is budgeted in the $500,000 range, and is coproduced by Animal Planet and Discovery HD Theater.
Finally, the 50-minute one-off Spider Attack (w/t) shows how our arachnid neighbors are among the most sophisticated killers ever created, equipped with weapons that, for their prey, are nearly unbeatable. Coproduced with Nat Geo U.S. and Nat Geo International, Spider carries a budget of about $380,000 and will be delivered in May. MS
It’s hard to imagine that every living organism ever to inhabit Earth sprang from a random molecular event that occurred billions of years ago. Yet, from that tiny encounter came life in all its guises. Not that the process was easy. To travel back in time is to witness a turbulent cycle of creation and destruction more fantastical than anything Hollywood has produced. And through it all, life has persevered.
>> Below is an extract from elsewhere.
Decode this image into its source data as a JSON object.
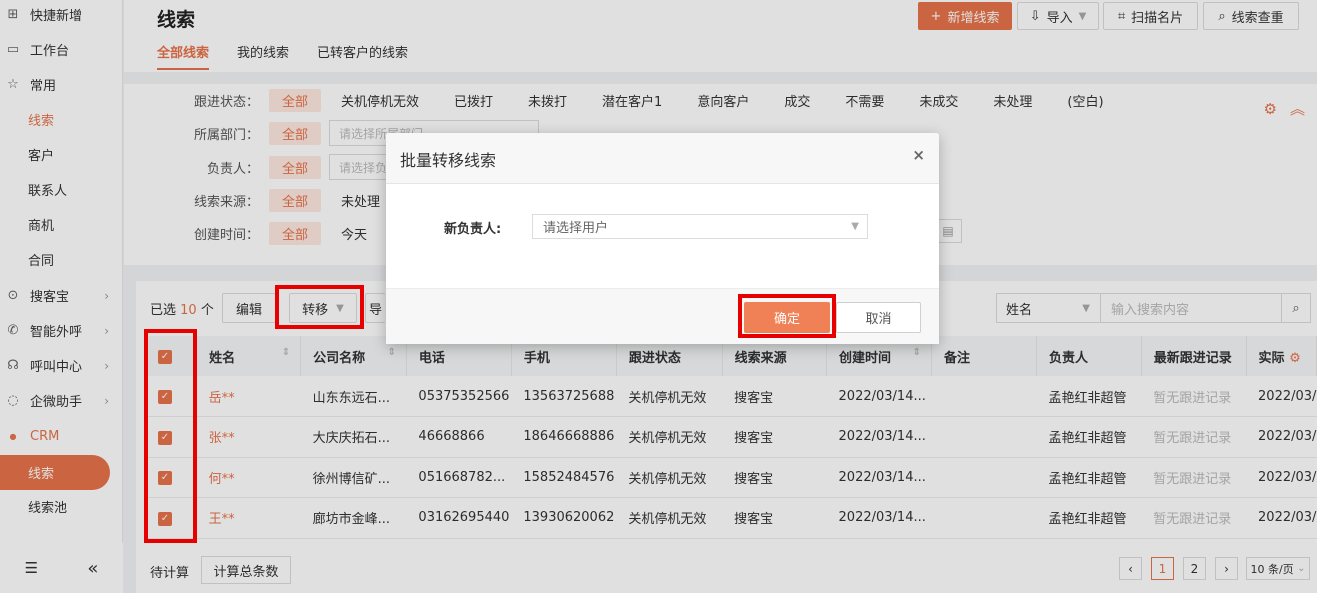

The BBC’s natural history unit is in production on a couple of programs that are almost as ambitious. Journey of Life, produced in partnership with Discovery, is a 5 x 1-hour series that looks at that first molecular happenstance and its domino effect. Carrying a budget of US$1 million per episode, the series will reveal the crucial moments and key breakthroughs in life’s journey to dominate Earth.
Meanwhile, Time Machine, a 3 x 1-hour series, uses CGI and other special effects to show how the forces of Earth, life and man have shaped the world – from past to present. Also produced with Discovery, the program carries a budget of $800,000 per episode.
Not to be outdone, the epic 6 x 60-minute Planet Earth rings in at $1.5 million per episode and ‘celebrates the Earth as never before.’
All three docs are scheduled to air on BBC1 throughout 2004 and 2005. BBC Worldwide will distribute. KB
Laguna Beach, U.S.-based MacGillivray Freeman Films is in development on Ocean Planet, a 40-minute large format film that will examine the most important resource to both the planet and man: water. Budgeted for approximately US$5 million, the documentary will look at the power and vitality of this essential liquid, while also addressing its vulnerability to human population growth. Production is set to start at the end of 2003.
Ocean Planet follows a trio of films from the giant screen prodco that focus on Earth’s salty pools: 1995′s The Living Sea; 2000′s Dolphins; and, most recently, Coral Reef Adventure (2003). The latter has helped raised over $338,000 for coral reef conservation efforts, and is still playing in IMAX theaters worldwide. Ocean Planet is scheduled to wrap in December 2004.
MFF explores more solid terrain in a slate of films currently in production. Greece: Secrets of the Past takes viewers on an archaeological and cultural journey back to one of the birthplaces of civilization. Carrying a budget of $8 million, the 40-minute film is being made in association with the Canadian Museum of Civilization in Gatineau, with funding from the National Science Foundation in Arlington, U.S. Production is set to wrap in June 2004.
Mystery of the Nile travels along the world’s longest river to reveal its environmental and cultural heritage. Footage was shot in Egypt, Sudan and Ethiopia, and shows the extreme landscapes of the region. Budgeted for about $5 million and coproduced with Barcelona-based Orbita Max, the 45-minute film will wrap in May 2004.
Finally, The Heart of India, a coproduction with Los Angeles-based TriColor Films, delves into India’s rich cultural history. Also 40 minutes, the film is budgeted for about $5 million and will wrap in February 2004. MFF will distribute all of the titles. KB